### [SUPPLIED RECORDS]
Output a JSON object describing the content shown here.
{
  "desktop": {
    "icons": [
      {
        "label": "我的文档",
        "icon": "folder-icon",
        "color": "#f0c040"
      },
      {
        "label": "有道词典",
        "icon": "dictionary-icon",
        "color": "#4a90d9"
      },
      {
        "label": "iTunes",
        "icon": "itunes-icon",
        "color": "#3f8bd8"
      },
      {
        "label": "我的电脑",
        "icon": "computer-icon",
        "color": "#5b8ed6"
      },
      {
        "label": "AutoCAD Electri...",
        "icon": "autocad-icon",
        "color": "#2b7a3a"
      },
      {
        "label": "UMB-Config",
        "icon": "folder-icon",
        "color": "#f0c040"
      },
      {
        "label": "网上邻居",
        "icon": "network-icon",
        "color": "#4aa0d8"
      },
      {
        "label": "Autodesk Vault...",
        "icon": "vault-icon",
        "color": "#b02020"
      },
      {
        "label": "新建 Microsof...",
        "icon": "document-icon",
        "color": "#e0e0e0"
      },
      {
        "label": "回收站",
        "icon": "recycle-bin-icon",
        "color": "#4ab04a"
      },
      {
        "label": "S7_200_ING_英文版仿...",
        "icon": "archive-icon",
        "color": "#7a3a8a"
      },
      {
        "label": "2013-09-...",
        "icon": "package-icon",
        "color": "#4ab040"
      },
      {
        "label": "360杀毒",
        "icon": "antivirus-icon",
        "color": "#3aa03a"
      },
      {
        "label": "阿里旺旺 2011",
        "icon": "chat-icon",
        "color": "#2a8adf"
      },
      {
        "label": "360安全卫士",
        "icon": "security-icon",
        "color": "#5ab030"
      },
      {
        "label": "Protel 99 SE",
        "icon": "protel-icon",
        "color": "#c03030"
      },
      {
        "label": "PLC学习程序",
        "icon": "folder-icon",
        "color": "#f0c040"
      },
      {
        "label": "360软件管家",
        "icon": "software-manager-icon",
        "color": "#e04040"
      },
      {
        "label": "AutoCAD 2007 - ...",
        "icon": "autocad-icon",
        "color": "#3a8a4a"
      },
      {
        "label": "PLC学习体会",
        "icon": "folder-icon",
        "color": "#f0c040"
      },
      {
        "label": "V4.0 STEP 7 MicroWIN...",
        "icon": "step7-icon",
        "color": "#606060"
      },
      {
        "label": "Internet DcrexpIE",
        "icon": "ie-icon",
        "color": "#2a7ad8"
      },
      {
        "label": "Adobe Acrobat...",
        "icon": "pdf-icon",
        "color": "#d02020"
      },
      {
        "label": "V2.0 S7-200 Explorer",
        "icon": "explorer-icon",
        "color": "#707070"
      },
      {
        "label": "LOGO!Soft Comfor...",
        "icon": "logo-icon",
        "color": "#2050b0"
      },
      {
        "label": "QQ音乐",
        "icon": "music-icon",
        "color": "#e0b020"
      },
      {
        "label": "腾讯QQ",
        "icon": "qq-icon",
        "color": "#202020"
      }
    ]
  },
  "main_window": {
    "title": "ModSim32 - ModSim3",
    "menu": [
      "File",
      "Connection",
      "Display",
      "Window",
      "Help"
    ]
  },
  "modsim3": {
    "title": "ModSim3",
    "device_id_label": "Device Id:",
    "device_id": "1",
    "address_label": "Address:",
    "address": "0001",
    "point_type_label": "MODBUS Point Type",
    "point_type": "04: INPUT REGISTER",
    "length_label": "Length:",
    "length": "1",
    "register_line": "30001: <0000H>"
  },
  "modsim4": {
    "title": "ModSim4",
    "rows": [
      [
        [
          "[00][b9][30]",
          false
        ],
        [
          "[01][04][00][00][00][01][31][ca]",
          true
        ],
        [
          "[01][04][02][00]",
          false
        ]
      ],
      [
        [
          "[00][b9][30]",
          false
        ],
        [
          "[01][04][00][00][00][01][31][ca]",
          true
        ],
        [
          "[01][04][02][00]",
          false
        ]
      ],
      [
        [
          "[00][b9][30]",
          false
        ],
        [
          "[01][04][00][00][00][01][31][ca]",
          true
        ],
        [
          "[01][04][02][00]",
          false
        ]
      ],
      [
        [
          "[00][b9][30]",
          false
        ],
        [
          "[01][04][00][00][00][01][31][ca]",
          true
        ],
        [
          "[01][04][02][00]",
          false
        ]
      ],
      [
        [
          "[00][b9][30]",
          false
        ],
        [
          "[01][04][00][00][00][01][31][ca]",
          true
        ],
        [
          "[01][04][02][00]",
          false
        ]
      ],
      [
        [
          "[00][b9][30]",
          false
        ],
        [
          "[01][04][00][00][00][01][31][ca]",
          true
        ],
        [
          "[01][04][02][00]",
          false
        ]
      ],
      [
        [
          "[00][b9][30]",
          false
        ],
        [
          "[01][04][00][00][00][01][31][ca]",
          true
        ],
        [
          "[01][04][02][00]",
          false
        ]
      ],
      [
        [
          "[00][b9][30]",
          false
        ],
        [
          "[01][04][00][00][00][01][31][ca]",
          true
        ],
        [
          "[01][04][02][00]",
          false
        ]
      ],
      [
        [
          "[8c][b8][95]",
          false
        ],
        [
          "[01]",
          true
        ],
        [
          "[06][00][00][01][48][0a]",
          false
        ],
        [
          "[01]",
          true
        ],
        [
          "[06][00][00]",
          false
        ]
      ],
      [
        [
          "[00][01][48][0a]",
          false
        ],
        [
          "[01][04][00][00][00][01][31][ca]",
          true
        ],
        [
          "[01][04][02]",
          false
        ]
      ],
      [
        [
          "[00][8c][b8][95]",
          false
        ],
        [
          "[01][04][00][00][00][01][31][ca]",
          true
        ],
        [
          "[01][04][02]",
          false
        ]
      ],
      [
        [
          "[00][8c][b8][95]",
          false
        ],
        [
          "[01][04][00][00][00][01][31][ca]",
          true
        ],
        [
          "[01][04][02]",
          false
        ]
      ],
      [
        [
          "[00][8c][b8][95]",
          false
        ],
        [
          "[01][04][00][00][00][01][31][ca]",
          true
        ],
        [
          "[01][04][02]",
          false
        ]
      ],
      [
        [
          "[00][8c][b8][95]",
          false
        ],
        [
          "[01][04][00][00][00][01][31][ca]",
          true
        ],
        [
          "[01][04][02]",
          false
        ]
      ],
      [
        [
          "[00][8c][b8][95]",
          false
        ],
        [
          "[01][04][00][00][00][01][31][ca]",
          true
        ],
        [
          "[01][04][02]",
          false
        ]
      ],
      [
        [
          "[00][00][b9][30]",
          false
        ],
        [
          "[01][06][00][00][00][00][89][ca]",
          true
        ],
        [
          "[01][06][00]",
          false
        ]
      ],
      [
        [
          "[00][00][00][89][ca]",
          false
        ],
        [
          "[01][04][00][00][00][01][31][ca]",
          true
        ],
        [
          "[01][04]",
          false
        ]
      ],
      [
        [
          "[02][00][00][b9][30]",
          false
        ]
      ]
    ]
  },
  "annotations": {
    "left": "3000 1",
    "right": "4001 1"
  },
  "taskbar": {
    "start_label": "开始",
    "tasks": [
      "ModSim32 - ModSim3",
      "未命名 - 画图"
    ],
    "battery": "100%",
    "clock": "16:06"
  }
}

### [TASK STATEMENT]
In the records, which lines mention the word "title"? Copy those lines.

### [ANSWER TO THIS PROBLEM]
    "title": "ModSim32 - ModSim3",
    "title": "ModSim3",
    "title": "ModSim4",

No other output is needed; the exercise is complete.